The Computex tradeshow in Taiwan is just getting rolling, but Windows RT devices have already been spotted in the wild. I had a brief chance to try out a Qualcomm reference tablet running Windows RT, and should get a closer look at devices from Asus and others later this week.
The next version of Microsoft Windows, which is due later this year, is designed to run on two different types of hardware. Windows 8 and Windows 8 Pro will run on systems with Intel or AMD processors based on the x86 architecture. Windows RT will run on devices with processors based on the ARM architecture, which is currently used in smartphones and tablets (among other devices).
My first impression of these Windows RT devices is that it is Windows 8. It looks exactly the same, it has the same Metro apps, and it seemed stable and responsive, though it clearly isn't complete yet.

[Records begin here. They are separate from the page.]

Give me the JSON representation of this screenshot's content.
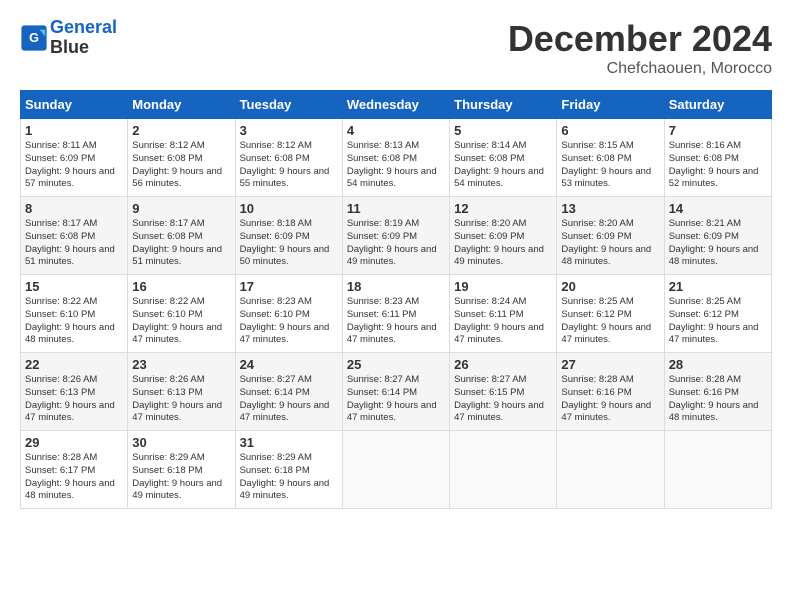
{
  "header": {
    "logo_line1": "General",
    "logo_line2": "Blue",
    "month": "December 2024",
    "location": "Chefchaouen, Morocco"
  },
  "weekdays": [
    "Sunday",
    "Monday",
    "Tuesday",
    "Wednesday",
    "Thursday",
    "Friday",
    "Saturday"
  ],
  "weeks": [
    [
      {
        "day": "1",
        "sunrise": "8:11 AM",
        "sunset": "6:09 PM",
        "daylight": "9 hours and 57 minutes."
      },
      {
        "day": "2",
        "sunrise": "8:12 AM",
        "sunset": "6:08 PM",
        "daylight": "9 hours and 56 minutes."
      },
      {
        "day": "3",
        "sunrise": "8:12 AM",
        "sunset": "6:08 PM",
        "daylight": "9 hours and 55 minutes."
      },
      {
        "day": "4",
        "sunrise": "8:13 AM",
        "sunset": "6:08 PM",
        "daylight": "9 hours and 54 minutes."
      },
      {
        "day": "5",
        "sunrise": "8:14 AM",
        "sunset": "6:08 PM",
        "daylight": "9 hours and 54 minutes."
      },
      {
        "day": "6",
        "sunrise": "8:15 AM",
        "sunset": "6:08 PM",
        "daylight": "9 hours and 53 minutes."
      },
      {
        "day": "7",
        "sunrise": "8:16 AM",
        "sunset": "6:08 PM",
        "daylight": "9 hours and 52 minutes."
      }
    ],
    [
      {
        "day": "8",
        "sunrise": "8:17 AM",
        "sunset": "6:08 PM",
        "daylight": "9 hours and 51 minutes."
      },
      {
        "day": "9",
        "sunrise": "8:17 AM",
        "sunset": "6:08 PM",
        "daylight": "9 hours and 51 minutes."
      },
      {
        "day": "10",
        "sunrise": "8:18 AM",
        "sunset": "6:09 PM",
        "daylight": "9 hours and 50 minutes."
      },
      {
        "day": "11",
        "sunrise": "8:19 AM",
        "sunset": "6:09 PM",
        "daylight": "9 hours and 49 minutes."
      },
      {
        "day": "12",
        "sunrise": "8:20 AM",
        "sunset": "6:09 PM",
        "daylight": "9 hours and 49 minutes."
      },
      {
        "day": "13",
        "sunrise": "8:20 AM",
        "sunset": "6:09 PM",
        "daylight": "9 hours and 48 minutes."
      },
      {
        "day": "14",
        "sunrise": "8:21 AM",
        "sunset": "6:09 PM",
        "daylight": "9 hours and 48 minutes."
      }
    ],
    [
      {
        "day": "15",
        "sunrise": "8:22 AM",
        "sunset": "6:10 PM",
        "daylight": "9 hours and 48 minutes."
      },
      {
        "day": "16",
        "sunrise": "8:22 AM",
        "sunset": "6:10 PM",
        "daylight": "9 hours and 47 minutes."
      },
      {
        "day": "17",
        "sunrise": "8:23 AM",
        "sunset": "6:10 PM",
        "daylight": "9 hours and 47 minutes."
      },
      {
        "day": "18",
        "sunrise": "8:23 AM",
        "sunset": "6:11 PM",
        "daylight": "9 hours and 47 minutes."
      },
      {
        "day": "19",
        "sunrise": "8:24 AM",
        "sunset": "6:11 PM",
        "daylight": "9 hours and 47 minutes."
      },
      {
        "day": "20",
        "sunrise": "8:25 AM",
        "sunset": "6:12 PM",
        "daylight": "9 hours and 47 minutes."
      },
      {
        "day": "21",
        "sunrise": "8:25 AM",
        "sunset": "6:12 PM",
        "daylight": "9 hours and 47 minutes."
      }
    ],
    [
      {
        "day": "22",
        "sunrise": "8:26 AM",
        "sunset": "6:13 PM",
        "daylight": "9 hours and 47 minutes."
      },
      {
        "day": "23",
        "sunrise": "8:26 AM",
        "sunset": "6:13 PM",
        "daylight": "9 hours and 47 minutes."
      },
      {
        "day": "24",
        "sunrise": "8:27 AM",
        "sunset": "6:14 PM",
        "daylight": "9 hours and 47 minutes."
      },
      {
        "day": "25",
        "sunrise": "8:27 AM",
        "sunset": "6:14 PM",
        "daylight": "9 hours and 47 minutes."
      },
      {
        "day": "26",
        "sunrise": "8:27 AM",
        "sunset": "6:15 PM",
        "daylight": "9 hours and 47 minutes."
      },
      {
        "day": "27",
        "sunrise": "8:28 AM",
        "sunset": "6:16 PM",
        "daylight": "9 hours and 47 minutes."
      },
      {
        "day": "28",
        "sunrise": "8:28 AM",
        "sunset": "6:16 PM",
        "daylight": "9 hours and 48 minutes."
      }
    ],
    [
      {
        "day": "29",
        "sunrise": "8:28 AM",
        "sunset": "6:17 PM",
        "daylight": "9 hours and 48 minutes."
      },
      {
        "day": "30",
        "sunrise": "8:29 AM",
        "sunset": "6:18 PM",
        "daylight": "9 hours and 49 minutes."
      },
      {
        "day": "31",
        "sunrise": "8:29 AM",
        "sunset": "6:18 PM",
        "daylight": "9 hours and 49 minutes."
      },
      null,
      null,
      null,
      null
    ]
  ]
}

This is a good thing since it means ARM-based devices will be competing with x86 on a reasonably level playing field though there are differences (here's my post on this from last week). These early devices even have the classic Windows desktop, though you can't do too much with it since the version of Microsoft Office, which will be bundled with Windows RT, doesn't appear to be on there yet.
Qualcomm is one of three companies that will be offering ARM-based chipsets for the first Windows RT devices (Nvidia and Texas Instruments are the other two). At a media party, the company was demonstrating several tablets using its Snapdragon chipset and Windows RT. These were reference designs--and it isn't clear which Snapdragon chips they were using--but Qualcomm should be providing more details later this week.
Asus announced two Transformer-like tablets: the Tablet 600 and the Tablet 810. The Tablet 600 uses an ARM processor and Windows RT; the Tablet 810 has an Intel chip and Windows 8. The 600 has a 10.1-inch display (1366x768), Nvidia Tegra 3 quad-core processor, 2GB of memory and 32GB of storage. The 800 has an 11.6-inch display (1366x768), Atom processor, 2GB of memory and 64GB of storage. Both have the mobile dock that converts the tablets into clamshell ultraportables, with a keyboard, trackpad, extra USB ports and a second battery.
The convertible tablets were among several new devices Asus announced at its Computex press conference. Perhaps the most unusual was Taichi, a Windows 8 ultraportable with displays on each side of the lid. When it is open, Taichi works like a standard ultraportable laptop with a keyboard and trackpad. When it is closed, you can use it as a slate with a multi-touch display with a stylus. Both screens can be used independently at the same time. Despite the two displays, Asus says Taichi weighs about the same as its Zenbook Prime Ultrabook. The company hasn't released details on the configurations, but it will offer 11.6- and 13.3-inch versions of Taichi with Intel's 3rd generation Core processors (Ivy Bridge) and solid-state drives.
Asus also announced a new line of conventional convertibles with detachable multi-touch displays. The Transformer Book will be available with an 11.6-, 13- or 14-inch Full HD display. Unlike the Tablet 810, the Transformer Book is a full Windows 8 laptop with an Intel Core i7 processor, 4GB of memory , discrete graphics, and both hard drives and SSDs. The other Transformer is an all-in-one desktop with an 18.4-inch multi-touch display that runs both Windows 8 and Android using BlueStacks' virtualization technology. The wrinkle is that the display can be removed from the base and used as wireless remote display. The remaining products included an 802.11ac wireless router and two new displays.
Acer announced several new Windows 8 devices including tablets, laptops and an all-in-one (more on those in a separate post) at its press conference. But Acer chairman JT Wang said the company will wait until early next year to release its first ARM-based Windows RT devices.